▶ [What to work on]
Copy out each line of the material that includes the word "content".

------

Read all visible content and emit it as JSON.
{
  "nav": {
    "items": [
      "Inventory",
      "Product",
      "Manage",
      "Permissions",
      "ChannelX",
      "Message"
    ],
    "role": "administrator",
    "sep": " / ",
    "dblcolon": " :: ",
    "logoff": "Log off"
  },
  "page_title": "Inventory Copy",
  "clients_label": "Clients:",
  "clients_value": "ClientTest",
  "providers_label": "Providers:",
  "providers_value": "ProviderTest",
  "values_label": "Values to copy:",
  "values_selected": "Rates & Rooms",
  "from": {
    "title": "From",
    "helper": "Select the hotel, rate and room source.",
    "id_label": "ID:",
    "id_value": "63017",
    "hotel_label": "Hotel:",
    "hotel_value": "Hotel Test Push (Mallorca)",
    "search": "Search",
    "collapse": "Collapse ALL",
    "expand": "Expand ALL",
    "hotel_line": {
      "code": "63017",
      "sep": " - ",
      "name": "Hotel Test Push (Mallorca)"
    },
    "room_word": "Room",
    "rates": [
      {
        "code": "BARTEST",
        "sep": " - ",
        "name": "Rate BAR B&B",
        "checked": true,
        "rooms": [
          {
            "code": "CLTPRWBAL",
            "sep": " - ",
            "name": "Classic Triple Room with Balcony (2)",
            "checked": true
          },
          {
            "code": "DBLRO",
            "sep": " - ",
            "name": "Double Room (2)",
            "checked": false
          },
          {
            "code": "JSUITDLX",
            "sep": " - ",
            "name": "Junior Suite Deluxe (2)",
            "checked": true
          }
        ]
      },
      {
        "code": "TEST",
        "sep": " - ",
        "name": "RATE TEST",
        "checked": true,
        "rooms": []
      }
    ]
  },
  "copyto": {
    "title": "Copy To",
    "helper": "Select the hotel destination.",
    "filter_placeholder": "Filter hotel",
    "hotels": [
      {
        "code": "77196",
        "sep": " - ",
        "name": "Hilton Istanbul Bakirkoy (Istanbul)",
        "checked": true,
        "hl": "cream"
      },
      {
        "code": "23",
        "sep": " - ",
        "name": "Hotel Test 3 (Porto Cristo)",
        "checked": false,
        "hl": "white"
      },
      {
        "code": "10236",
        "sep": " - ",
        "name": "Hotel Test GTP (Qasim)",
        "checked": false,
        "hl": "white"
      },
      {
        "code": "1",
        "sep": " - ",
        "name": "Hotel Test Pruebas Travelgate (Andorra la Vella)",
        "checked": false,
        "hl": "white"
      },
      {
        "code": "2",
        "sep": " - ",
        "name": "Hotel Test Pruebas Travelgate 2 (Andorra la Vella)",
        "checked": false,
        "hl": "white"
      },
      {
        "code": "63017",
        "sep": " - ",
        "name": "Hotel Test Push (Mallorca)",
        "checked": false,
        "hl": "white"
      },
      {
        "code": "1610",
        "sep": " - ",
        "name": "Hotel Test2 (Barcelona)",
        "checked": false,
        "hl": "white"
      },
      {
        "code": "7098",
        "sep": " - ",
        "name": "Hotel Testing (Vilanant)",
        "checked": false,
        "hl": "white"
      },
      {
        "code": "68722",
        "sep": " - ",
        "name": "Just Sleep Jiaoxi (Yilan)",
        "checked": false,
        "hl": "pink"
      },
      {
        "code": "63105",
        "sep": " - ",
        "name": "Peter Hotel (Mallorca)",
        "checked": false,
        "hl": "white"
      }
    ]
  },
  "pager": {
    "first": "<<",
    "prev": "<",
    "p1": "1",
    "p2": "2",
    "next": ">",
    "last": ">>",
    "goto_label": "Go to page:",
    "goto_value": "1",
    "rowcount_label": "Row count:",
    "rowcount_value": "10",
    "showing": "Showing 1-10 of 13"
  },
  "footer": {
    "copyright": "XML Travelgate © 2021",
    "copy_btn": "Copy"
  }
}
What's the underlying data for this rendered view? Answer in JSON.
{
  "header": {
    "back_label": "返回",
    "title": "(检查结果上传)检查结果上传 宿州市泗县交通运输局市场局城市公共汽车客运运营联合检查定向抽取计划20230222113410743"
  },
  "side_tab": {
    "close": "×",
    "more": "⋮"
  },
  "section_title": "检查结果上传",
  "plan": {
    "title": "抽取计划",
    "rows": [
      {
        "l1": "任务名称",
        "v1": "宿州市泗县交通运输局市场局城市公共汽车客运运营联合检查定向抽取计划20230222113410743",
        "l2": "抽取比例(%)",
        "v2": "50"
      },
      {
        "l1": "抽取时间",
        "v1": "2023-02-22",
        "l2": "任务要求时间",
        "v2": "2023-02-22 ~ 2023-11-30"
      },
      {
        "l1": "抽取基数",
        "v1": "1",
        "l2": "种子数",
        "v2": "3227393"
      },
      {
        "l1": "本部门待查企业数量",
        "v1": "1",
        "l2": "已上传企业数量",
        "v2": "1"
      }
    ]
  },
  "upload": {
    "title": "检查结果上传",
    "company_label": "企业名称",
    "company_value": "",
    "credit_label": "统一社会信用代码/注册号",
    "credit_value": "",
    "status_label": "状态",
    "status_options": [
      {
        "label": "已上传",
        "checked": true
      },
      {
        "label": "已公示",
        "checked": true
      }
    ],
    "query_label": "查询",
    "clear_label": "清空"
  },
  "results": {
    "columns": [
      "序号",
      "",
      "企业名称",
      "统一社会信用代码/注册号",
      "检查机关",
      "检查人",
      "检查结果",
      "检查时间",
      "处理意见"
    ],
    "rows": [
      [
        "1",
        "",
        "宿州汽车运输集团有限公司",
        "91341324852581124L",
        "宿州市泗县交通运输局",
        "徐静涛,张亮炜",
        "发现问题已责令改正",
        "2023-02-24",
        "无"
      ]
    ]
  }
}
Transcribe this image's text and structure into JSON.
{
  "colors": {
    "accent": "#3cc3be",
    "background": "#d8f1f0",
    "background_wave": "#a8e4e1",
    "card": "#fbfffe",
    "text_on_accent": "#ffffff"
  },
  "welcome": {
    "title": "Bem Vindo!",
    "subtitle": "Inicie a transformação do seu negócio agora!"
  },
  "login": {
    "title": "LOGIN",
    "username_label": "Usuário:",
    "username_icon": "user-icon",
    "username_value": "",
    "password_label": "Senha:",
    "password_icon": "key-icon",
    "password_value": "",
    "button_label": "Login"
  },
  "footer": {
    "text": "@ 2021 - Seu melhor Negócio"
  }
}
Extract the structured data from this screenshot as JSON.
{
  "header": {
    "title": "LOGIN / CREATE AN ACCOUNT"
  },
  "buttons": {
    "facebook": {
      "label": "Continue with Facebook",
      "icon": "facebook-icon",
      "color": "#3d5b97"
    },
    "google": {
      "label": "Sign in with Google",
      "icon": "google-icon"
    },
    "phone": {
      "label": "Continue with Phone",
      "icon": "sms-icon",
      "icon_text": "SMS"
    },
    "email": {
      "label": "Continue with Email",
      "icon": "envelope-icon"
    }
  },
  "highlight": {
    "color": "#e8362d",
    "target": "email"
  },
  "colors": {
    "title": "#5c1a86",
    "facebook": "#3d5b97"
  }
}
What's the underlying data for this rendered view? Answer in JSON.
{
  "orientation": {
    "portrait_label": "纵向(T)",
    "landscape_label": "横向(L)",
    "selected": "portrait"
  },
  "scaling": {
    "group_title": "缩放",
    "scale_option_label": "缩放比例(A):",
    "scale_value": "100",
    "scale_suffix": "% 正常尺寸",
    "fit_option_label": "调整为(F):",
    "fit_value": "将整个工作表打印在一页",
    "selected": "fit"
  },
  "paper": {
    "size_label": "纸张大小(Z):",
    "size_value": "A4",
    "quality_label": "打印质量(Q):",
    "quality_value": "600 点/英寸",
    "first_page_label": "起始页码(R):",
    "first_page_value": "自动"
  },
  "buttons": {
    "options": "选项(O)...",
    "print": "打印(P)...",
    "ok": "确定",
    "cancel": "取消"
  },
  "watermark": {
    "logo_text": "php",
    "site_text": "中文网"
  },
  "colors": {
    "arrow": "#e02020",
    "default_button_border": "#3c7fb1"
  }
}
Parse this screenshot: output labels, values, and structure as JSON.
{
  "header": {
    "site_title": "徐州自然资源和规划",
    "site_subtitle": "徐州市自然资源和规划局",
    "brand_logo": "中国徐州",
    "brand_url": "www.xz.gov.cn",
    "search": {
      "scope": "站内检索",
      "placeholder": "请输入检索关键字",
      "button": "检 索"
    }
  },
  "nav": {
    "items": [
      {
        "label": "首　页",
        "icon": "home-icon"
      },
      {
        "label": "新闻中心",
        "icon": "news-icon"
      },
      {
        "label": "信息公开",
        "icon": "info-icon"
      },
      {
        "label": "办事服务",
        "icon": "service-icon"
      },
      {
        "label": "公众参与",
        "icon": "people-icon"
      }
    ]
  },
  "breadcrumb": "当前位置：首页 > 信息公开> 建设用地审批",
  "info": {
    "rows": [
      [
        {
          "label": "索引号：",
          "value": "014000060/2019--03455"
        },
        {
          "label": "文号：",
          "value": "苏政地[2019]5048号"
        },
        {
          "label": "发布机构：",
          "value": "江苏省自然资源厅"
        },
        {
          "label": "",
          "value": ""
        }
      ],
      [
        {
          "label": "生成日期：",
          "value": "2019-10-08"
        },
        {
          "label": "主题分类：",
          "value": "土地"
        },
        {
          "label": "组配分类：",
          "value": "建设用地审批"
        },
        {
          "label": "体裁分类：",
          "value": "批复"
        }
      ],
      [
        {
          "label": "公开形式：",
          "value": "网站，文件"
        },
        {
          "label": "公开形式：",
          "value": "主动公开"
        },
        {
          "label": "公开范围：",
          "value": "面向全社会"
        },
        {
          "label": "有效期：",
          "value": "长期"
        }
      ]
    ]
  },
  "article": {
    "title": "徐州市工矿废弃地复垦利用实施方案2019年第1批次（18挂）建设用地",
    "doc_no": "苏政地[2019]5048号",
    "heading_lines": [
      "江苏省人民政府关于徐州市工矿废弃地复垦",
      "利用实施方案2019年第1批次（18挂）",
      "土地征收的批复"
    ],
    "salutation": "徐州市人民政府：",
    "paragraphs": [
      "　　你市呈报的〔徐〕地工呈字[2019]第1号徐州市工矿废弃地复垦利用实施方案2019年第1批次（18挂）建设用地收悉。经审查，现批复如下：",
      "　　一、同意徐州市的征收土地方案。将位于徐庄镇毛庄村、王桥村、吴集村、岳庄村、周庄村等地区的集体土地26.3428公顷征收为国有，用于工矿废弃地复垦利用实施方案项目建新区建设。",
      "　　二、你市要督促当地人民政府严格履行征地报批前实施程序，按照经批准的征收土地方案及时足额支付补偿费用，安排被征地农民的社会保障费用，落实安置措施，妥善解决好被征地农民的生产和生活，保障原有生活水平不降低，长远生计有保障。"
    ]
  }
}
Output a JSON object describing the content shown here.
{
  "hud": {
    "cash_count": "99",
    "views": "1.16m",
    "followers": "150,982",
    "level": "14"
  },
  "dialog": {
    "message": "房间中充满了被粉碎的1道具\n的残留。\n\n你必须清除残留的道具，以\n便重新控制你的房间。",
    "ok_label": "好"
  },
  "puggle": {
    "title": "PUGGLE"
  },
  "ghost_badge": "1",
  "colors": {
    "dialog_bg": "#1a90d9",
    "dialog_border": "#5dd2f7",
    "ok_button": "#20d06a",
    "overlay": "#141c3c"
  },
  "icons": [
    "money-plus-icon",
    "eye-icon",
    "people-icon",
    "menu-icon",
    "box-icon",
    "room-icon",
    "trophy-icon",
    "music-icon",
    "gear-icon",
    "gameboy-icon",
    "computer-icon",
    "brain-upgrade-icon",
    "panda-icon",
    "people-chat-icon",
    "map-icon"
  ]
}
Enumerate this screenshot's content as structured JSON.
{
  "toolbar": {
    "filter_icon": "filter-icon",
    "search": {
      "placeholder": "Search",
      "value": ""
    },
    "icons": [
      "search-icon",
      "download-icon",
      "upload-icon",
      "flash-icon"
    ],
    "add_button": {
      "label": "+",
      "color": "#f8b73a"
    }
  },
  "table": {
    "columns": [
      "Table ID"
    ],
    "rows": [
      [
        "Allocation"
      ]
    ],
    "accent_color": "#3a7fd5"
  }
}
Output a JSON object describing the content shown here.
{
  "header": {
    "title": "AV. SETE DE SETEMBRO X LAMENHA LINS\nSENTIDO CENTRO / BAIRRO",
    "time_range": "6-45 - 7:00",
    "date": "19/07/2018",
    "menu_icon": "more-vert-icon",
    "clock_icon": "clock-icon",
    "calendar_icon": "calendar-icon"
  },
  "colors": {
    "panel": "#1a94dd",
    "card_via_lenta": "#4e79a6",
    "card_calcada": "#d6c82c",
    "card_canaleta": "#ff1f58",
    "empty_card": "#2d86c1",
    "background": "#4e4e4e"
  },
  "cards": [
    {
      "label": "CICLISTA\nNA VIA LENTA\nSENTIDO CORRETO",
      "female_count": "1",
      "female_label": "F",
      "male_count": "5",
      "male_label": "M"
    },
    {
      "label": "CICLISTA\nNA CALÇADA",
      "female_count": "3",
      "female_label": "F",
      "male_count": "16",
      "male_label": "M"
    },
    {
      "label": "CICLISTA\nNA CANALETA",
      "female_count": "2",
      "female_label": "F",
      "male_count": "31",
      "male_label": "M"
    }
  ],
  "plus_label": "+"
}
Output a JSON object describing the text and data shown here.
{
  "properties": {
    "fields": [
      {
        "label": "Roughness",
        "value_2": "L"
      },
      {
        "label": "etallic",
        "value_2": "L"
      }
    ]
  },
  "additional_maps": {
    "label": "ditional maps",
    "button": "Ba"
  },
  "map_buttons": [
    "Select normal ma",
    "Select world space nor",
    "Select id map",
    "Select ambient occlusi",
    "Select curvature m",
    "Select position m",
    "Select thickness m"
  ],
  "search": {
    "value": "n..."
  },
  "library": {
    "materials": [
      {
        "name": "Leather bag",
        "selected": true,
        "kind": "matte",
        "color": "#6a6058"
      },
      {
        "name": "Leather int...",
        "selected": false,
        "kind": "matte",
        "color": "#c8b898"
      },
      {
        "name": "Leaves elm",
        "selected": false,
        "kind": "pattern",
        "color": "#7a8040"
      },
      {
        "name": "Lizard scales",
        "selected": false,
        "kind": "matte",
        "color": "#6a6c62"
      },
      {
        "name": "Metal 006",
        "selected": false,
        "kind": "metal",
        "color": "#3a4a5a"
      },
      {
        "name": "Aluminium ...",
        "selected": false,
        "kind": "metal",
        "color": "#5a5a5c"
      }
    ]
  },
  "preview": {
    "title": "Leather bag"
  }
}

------

▶ [Answer section]
Read all visible content and emit it as JSON.
Output a JSON object describing the content shown here.
Enumerate this screenshot's content as structured JSON.
Output a JSON object describing the content shown here.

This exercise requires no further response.